Element data from apps and pages
***

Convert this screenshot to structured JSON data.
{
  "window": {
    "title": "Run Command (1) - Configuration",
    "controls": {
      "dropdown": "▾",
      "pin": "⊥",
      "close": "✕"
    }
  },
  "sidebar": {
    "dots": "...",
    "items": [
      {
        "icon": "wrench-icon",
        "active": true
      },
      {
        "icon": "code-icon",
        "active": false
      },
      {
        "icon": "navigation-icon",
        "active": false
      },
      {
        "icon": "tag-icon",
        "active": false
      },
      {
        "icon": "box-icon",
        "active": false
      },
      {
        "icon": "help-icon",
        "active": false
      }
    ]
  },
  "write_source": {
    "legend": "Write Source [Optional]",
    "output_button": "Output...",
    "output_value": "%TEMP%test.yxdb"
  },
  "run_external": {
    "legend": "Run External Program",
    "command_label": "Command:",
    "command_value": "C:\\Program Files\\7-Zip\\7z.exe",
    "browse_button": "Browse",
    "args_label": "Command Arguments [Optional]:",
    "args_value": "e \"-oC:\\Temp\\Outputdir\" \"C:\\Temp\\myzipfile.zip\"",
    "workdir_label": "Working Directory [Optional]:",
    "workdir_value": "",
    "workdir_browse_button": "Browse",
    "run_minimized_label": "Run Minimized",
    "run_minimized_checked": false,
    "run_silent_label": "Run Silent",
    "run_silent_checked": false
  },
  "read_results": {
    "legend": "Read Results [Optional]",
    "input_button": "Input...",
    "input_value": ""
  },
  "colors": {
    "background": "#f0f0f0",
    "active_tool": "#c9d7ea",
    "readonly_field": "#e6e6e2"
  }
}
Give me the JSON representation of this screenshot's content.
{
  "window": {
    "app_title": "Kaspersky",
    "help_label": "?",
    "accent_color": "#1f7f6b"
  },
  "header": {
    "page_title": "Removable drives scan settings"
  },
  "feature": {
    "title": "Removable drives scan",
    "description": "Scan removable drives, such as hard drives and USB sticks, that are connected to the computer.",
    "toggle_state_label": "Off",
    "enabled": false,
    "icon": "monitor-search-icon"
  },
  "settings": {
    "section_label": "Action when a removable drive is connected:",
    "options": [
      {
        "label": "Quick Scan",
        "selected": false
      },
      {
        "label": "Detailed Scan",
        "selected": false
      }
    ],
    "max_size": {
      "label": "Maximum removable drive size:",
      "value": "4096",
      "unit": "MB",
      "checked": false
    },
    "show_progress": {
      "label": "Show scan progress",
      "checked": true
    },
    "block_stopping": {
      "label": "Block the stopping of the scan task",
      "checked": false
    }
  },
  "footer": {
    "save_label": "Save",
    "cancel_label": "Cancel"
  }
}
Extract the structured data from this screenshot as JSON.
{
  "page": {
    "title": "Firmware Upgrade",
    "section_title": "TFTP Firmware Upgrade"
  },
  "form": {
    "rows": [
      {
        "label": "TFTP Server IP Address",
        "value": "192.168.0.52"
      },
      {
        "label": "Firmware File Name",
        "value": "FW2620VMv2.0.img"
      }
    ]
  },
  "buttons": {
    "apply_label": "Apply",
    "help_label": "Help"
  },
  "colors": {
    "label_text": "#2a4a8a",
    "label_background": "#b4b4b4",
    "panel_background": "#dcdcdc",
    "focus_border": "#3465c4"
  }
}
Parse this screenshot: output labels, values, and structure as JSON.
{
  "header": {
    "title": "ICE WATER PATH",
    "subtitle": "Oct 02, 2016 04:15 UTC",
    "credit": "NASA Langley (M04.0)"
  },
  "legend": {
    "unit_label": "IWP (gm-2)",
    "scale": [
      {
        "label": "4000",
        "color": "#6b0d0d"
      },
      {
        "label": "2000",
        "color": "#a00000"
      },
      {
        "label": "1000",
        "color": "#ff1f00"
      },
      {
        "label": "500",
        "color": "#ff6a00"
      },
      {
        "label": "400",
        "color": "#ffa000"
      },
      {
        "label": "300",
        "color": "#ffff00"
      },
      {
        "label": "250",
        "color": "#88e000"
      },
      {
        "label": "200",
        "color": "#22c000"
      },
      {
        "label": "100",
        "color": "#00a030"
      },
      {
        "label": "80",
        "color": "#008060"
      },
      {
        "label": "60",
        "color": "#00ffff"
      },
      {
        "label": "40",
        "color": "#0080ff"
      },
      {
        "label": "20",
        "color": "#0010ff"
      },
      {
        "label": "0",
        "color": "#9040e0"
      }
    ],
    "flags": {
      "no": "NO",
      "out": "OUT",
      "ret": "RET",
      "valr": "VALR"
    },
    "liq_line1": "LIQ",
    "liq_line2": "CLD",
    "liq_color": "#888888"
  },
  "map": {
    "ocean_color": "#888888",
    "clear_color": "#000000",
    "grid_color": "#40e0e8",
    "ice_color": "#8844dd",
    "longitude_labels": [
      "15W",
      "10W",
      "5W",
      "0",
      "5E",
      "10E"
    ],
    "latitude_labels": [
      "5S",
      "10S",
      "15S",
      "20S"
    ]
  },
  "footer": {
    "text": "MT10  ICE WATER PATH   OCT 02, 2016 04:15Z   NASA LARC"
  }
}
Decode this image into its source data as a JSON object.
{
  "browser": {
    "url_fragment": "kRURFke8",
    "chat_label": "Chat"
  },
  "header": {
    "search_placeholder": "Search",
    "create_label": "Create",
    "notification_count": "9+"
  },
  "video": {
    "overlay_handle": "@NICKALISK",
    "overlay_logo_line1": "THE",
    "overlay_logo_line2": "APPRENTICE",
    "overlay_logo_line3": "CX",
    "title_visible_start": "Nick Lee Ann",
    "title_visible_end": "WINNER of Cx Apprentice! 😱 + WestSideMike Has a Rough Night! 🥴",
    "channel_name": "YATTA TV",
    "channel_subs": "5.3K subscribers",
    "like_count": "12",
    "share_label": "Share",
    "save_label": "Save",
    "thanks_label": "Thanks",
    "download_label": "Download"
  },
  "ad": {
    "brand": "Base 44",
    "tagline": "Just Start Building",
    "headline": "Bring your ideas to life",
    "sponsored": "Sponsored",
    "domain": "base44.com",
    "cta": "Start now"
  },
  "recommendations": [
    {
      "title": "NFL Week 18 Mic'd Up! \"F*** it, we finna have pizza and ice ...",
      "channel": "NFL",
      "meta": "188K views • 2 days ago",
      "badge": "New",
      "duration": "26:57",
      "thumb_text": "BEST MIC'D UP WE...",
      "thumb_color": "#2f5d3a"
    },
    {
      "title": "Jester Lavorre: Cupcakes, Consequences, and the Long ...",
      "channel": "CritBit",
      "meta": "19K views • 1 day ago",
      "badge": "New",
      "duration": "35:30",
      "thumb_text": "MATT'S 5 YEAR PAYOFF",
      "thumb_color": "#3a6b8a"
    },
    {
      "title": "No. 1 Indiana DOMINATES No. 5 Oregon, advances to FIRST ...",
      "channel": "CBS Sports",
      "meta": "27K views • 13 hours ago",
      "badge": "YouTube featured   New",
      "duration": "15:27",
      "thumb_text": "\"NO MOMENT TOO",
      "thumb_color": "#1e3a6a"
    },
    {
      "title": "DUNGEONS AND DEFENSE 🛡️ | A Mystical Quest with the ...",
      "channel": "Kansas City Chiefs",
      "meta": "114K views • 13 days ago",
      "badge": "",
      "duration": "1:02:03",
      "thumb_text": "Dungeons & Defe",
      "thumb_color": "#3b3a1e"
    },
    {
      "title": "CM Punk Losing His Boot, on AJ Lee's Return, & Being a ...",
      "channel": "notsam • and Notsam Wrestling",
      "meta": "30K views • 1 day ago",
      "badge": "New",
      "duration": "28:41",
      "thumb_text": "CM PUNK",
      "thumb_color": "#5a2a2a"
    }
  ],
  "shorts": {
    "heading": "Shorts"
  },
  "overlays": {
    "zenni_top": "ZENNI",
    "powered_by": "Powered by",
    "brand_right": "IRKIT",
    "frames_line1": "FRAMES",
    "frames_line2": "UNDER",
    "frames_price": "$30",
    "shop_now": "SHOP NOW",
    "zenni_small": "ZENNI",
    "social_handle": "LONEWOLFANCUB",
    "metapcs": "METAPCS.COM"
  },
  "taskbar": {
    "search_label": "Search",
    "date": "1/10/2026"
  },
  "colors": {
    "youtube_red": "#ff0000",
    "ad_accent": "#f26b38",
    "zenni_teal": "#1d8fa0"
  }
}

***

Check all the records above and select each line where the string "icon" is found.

## Response
        "icon": "wrench-icon",
        "icon": "code-icon",
        "icon": "navigation-icon",
        "icon": "tag-icon",
        "icon": "box-icon",
        "icon": "help-icon",
    "icon": "monitor-search-icon"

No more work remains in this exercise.